It’s a tough job for McGhee and Stonebraker, who spend the entire movie clad in little more than rumpled sheets, processing an entire spectrum of emotions, from post-one-night-stand disdain to declarations of love, all while playing by a set of arbitrary rules such as “the floor is lava” and “no pants allowed.”

The script has a certain memoiristic quality that would edge into self-indulgence if McGhee and Stonebraker weren’t such warm and disarming presences on screen. They sell the material wholeheartedly and manage to make a one-setting, two-actor film emotionally compelling. There’s a soft dimness to the visuals, set in Sydney’s basement apartment in Portland, Ore. While environmentally accurate, it’s not exactly aesthetically riveting, so it’s a good thing the actors bring the heat, sharing a vivid chemistry and willingness to bare the souls (and bums) of their characters.

—Katie Walsh

‘Sex Weather’

The sixth feature film from director Jon Garcia, Sex Weather. The morning after the premiere of his new film, sleepy-eyed Darrel (Al’Jaleel McGhee) wakes to find himself in bed with his friend and crew member Syndey (Amber Stonebraker). As they discuss the previous evening and the film’s tepid reviews, emotions give rise to reflection on the passionate and thoughtful relationship that they could have shared if either had taken the chance. Filmed almost entirely in a small studio bedroom, the actors give stand-out performances of tumultuous regret and hopeful futures—while trying not to step on a fake lava floor.

WBOC - November 13, 2018

http://www.delmarvalife.com/delmarvalife/the-m-report/movie-review-sex-weather/

"Like Weekend, Garcia is honest about how human beings would be or should be in post-coitus situations, and maybe that’s all this film needs to be. It’s a slightly raw morning after that can be awkward in one moment and quite arousing in the next. It doesn’t have to aim any higher than being a sexy interlude on a rainy day because it accomplishes that.”

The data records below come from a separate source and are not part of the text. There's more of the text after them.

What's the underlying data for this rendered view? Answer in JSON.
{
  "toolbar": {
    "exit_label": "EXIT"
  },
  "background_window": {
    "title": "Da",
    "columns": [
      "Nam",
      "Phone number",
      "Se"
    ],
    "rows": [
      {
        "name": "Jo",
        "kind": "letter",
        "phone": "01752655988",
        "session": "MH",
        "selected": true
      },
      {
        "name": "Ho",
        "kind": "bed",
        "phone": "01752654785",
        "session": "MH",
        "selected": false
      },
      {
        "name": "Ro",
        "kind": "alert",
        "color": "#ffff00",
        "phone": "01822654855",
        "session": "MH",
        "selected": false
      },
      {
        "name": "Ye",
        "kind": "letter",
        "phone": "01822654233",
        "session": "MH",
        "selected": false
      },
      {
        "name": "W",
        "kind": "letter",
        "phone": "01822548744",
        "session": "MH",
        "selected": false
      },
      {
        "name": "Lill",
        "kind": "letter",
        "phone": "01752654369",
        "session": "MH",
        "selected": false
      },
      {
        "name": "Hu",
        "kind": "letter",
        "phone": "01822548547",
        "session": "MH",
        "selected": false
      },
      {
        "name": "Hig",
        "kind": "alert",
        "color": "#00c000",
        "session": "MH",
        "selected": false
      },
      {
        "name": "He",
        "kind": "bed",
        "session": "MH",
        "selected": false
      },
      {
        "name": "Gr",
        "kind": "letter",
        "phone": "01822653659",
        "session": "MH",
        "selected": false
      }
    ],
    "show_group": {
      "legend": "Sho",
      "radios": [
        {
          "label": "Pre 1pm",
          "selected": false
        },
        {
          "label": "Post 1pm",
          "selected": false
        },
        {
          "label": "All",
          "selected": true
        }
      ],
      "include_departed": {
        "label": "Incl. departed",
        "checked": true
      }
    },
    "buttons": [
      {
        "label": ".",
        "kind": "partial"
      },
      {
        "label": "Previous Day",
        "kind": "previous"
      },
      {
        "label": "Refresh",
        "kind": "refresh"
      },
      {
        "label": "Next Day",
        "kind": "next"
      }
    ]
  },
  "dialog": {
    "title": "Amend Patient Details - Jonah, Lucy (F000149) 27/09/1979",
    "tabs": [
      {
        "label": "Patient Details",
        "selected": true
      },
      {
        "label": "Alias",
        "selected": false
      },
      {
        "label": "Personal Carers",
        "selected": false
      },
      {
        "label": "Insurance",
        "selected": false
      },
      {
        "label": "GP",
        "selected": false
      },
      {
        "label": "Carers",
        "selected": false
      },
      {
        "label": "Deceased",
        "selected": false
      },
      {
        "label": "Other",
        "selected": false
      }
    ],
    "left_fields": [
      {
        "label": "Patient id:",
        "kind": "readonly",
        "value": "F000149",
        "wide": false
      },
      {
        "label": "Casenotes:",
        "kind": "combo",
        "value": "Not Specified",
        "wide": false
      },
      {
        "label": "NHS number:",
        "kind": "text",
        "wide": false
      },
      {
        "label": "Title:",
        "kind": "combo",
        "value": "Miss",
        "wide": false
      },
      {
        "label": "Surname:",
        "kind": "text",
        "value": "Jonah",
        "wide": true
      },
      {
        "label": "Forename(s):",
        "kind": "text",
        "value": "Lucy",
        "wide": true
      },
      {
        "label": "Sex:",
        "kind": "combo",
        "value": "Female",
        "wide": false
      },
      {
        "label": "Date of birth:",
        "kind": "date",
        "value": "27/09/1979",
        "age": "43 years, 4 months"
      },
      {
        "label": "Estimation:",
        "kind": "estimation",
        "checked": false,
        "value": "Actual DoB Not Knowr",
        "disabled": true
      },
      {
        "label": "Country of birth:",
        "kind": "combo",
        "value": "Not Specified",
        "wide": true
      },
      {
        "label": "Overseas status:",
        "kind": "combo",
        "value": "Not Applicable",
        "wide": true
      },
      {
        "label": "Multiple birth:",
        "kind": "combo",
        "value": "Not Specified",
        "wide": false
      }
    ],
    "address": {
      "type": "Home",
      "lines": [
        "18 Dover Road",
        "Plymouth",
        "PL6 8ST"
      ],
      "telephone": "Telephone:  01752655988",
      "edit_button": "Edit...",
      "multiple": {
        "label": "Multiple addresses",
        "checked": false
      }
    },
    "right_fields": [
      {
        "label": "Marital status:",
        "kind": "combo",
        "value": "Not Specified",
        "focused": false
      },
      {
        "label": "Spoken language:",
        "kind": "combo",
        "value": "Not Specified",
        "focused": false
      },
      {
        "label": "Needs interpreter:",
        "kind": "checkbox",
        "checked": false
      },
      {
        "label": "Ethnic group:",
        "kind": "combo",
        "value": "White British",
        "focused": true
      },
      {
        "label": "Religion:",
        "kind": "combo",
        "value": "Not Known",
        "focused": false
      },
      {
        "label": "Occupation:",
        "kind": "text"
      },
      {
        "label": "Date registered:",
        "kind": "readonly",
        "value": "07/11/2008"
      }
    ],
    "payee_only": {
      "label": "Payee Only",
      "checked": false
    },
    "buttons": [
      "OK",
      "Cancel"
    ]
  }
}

“Movie Review - Sex Weather” by Marlon Wallace.

BATTLE ROYALE WITH CHEESE - November 9, 2018

"There is sweetness behind this film, and also a kind of sadness....Garcia brilliantly portrays this sad truth, and does so in the simplest of ways.”

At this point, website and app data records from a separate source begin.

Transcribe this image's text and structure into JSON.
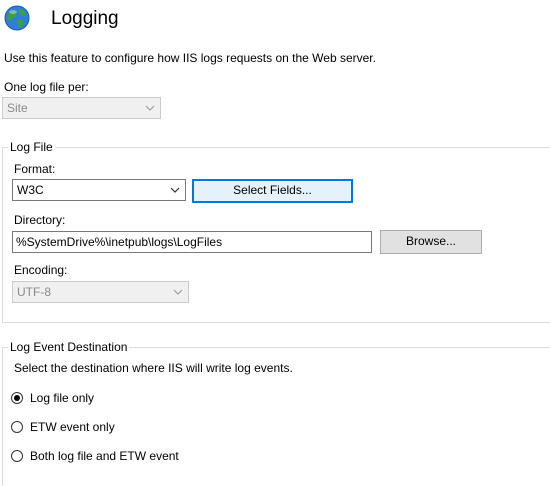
{
  "header": {
    "title": "Logging",
    "icon": "globe-icon"
  },
  "description": "Use this feature to configure how IIS logs requests on the Web server.",
  "log_per": {
    "label": "One log file per:",
    "value": "Site"
  },
  "log_file": {
    "group_label": "Log File",
    "format_label": "Format:",
    "format_value": "W3C",
    "select_fields_label": "Select Fields...",
    "directory_label": "Directory:",
    "directory_value": "%SystemDrive%\\inetpub\\logs\\LogFiles",
    "browse_label": "Browse...",
    "encoding_label": "Encoding:",
    "encoding_value": "UTF-8"
  },
  "destination": {
    "group_label": "Log Event Destination",
    "description": "Select the destination where IIS will write log events.",
    "options": [
      {
        "label": "Log file only",
        "selected": true
      },
      {
        "label": "ETW event only",
        "selected": false
      },
      {
        "label": "Both log file and ETW event",
        "selected": false
      }
    ]
  },
  "colors": {
    "accent": "#0078d7",
    "disabled_bg": "#f0f0f0",
    "border": "#7a7a7a"
  }
}
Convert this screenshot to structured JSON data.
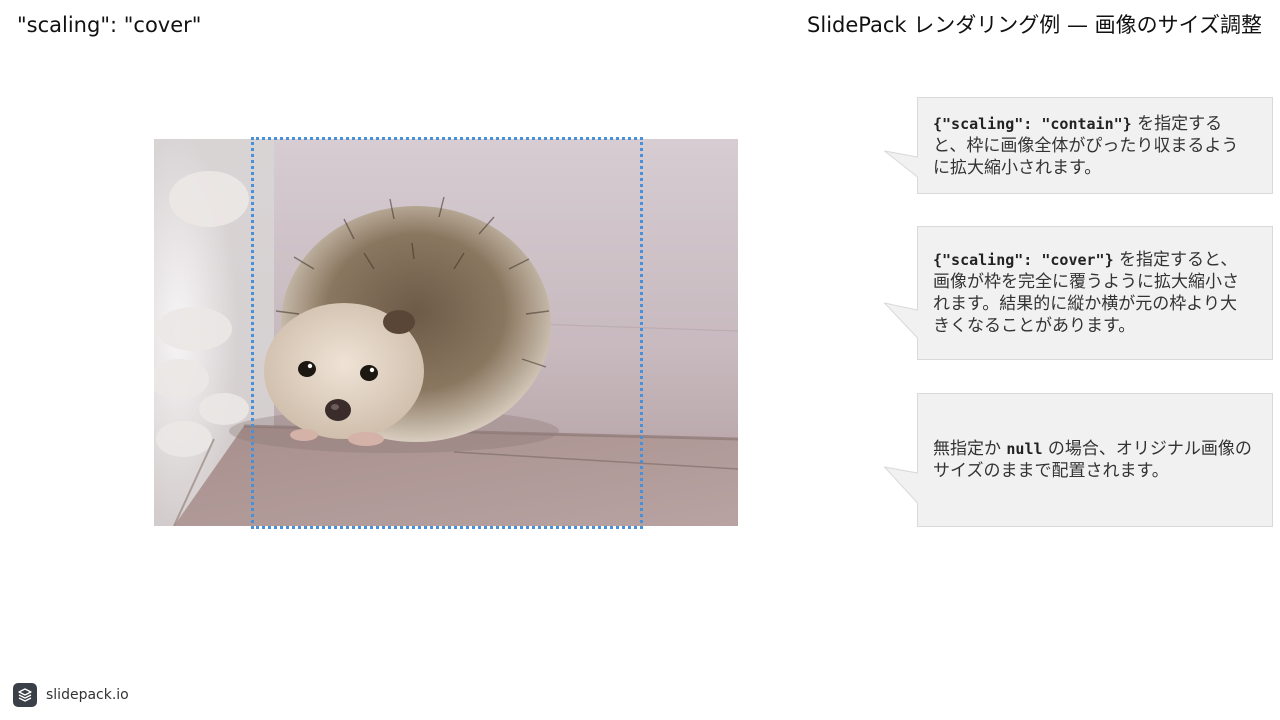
{
  "slide": {
    "label": "\"scaling\": \"cover\"",
    "title": "SlidePack レンダリング例 — 画像のサイズ調整"
  },
  "image": {
    "subject": "hedgehog-photo"
  },
  "callouts": [
    {
      "code": "{\"scaling\": \"contain\"}",
      "text": " を指定すると、枠に画像全体がぴったり収まるように拡大縮小されます。"
    },
    {
      "code": "{\"scaling\": \"cover\"}",
      "text": " を指定すると、画像が枠を完全に覆うように拡大縮小されます。結果的に縦か横が元の枠より大きくなることがあります。"
    },
    {
      "prefix": "無指定か ",
      "code": "null",
      "text": " の場合、オリジナル画像のサイズのままで配置されます。"
    }
  ],
  "footer": {
    "brand": "slidepack.io"
  },
  "colors": {
    "frame_outline": "#4a90d9",
    "callout_fill": "#f1f1f1",
    "callout_border": "#d9d9d9"
  }
}
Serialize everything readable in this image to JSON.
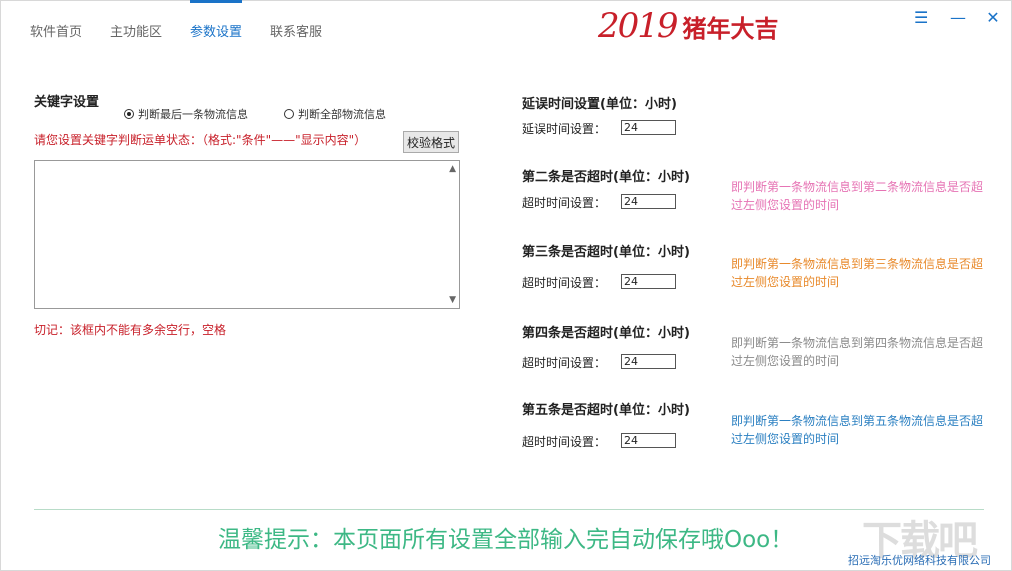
{
  "nav": {
    "items": [
      {
        "label": "软件首页",
        "active": false
      },
      {
        "label": "主功能区",
        "active": false
      },
      {
        "label": "参数设置",
        "active": true
      },
      {
        "label": "联系客服",
        "active": false
      }
    ]
  },
  "banner": {
    "year_text": "2019",
    "text": "猪年大吉"
  },
  "window_controls": {
    "menu": "☰",
    "minimize": "—",
    "close": "✕"
  },
  "keyword": {
    "title": "关键字设置",
    "radio_last": "判断最后一条物流信息",
    "radio_all": "判断全部物流信息",
    "hint": "请您设置关键字判断运单状态：（格式:\"条件\"——\"显示内容\"）",
    "verify_button": "校验格式",
    "textarea_value": "",
    "warning": "切记：该框内不能有多余空行，空格"
  },
  "delay": {
    "title": "延误时间设置(单位：小时)",
    "label": "延误时间设置：",
    "value": "24"
  },
  "timeouts": [
    {
      "title": "第二条是否超时(单位：小时)",
      "label": "超时时间设置：",
      "value": "24",
      "desc": "即判断第一条物流信息到第二条物流信息是否超过左侧您设置的时间",
      "color": "#e673b4"
    },
    {
      "title": "第三条是否超时(单位：小时)",
      "label": "超时时间设置：",
      "value": "24",
      "desc": "即判断第一条物流信息到第三条物流信息是否超过左侧您设置的时间",
      "color": "#e8892a"
    },
    {
      "title": "第四条是否超时(单位：小时)",
      "label": "超时时间设置：",
      "value": "24",
      "desc": "即判断第一条物流信息到第四条物流信息是否超过左侧您设置的时间",
      "color": "#8a8a8a"
    },
    {
      "title": "第五条是否超时(单位：小时)",
      "label": "超时时间设置：",
      "value": "24",
      "desc": "即判断第一条物流信息到第五条物流信息是否超过左侧您设置的时间",
      "color": "#2a7fc1"
    }
  ],
  "footer": {
    "tip": "温馨提示：本页面所有设置全部输入完自动保存哦Ooo！",
    "company": "招远淘乐优网络科技有限公司",
    "watermark": "下载吧"
  },
  "colors": {
    "accent": "#1a73c8",
    "warning": "#c8202a",
    "tip": "#3db885"
  }
}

“Sex Weather” by Alton Williams (goes live Monday).


FILM THREAT - November 8, 2018 -

http://filmthreat.com/reviews/sex-weather/ 

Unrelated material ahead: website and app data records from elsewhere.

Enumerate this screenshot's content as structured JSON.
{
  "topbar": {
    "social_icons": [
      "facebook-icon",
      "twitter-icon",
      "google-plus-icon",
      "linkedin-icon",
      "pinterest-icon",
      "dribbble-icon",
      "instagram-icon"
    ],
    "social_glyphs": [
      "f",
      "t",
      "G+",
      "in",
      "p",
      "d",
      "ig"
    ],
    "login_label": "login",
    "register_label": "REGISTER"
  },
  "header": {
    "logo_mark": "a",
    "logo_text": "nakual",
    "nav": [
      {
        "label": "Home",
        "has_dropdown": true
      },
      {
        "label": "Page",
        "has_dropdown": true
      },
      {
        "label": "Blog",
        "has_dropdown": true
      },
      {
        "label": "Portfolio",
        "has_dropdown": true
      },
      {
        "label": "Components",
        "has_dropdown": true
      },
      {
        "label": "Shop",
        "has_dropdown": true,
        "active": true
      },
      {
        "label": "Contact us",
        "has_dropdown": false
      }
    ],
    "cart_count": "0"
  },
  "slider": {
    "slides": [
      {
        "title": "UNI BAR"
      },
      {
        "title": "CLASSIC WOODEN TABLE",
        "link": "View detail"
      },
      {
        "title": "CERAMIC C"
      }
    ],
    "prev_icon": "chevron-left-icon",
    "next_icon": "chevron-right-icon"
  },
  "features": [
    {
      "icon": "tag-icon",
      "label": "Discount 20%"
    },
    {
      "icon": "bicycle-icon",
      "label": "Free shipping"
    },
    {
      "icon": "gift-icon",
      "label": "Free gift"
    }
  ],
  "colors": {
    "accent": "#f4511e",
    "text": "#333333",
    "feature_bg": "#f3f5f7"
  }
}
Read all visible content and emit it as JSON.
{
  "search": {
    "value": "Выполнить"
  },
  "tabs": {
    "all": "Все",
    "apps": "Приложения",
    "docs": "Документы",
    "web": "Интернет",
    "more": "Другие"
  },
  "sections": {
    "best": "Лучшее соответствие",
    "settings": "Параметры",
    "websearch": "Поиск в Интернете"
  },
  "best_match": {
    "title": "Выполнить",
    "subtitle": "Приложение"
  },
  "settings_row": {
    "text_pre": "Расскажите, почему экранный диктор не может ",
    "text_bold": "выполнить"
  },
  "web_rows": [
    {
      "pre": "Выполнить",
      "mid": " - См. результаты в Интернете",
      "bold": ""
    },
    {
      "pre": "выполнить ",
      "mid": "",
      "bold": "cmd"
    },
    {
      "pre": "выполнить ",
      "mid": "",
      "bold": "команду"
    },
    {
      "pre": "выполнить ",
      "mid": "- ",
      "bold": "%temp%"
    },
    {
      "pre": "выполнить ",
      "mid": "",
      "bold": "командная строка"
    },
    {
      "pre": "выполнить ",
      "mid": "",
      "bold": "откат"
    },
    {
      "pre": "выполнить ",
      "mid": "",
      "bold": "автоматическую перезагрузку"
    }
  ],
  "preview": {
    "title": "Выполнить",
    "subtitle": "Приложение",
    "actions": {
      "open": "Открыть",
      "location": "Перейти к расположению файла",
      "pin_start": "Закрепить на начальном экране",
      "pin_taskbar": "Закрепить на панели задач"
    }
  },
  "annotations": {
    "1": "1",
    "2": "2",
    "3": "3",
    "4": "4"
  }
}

"The drama and story are good in its insightfulness about relationships, but nothing life-shattering or metaphysically profound. It’s just a good film with two outstanding performances about an unusual, yet authentic, love story."

“Sex Weather” by Alan Ng. 7/10 stars.

PORTLAND MERCURY

“You know exactly the type of weather Sex Weather refers to. They are the best Portland days—dreary, but not so freezing that you crank the heat, so your house is still a little cold, so you nest under the blankets with another warm body. It’s one of the best titles for a film I’ve ever heard, and the movie isn’t bad, either. Set and filmed in Portland, Sex Weather opens with two hungover, naked adults squinting at one another and trying to find their phones. Over the course of a single cloudy day spent in bed, Darrel (Al’Jaleel McGhee) and Sydney (Amber Stonebraker) play out a relationship’s worth of intimacy and affection and being total assholes the way you only can when you really love someone. You’d better be okay with those conversations, because this is 100 percent of the film’s content—which felt like way too much at first, but as I got to know the characters, I became a thirsty little fly on the wall, loving the drama and happy for the grey day that pushed these characters inside in the first place. Filmmakers in attendance.” 

by Elinor Jones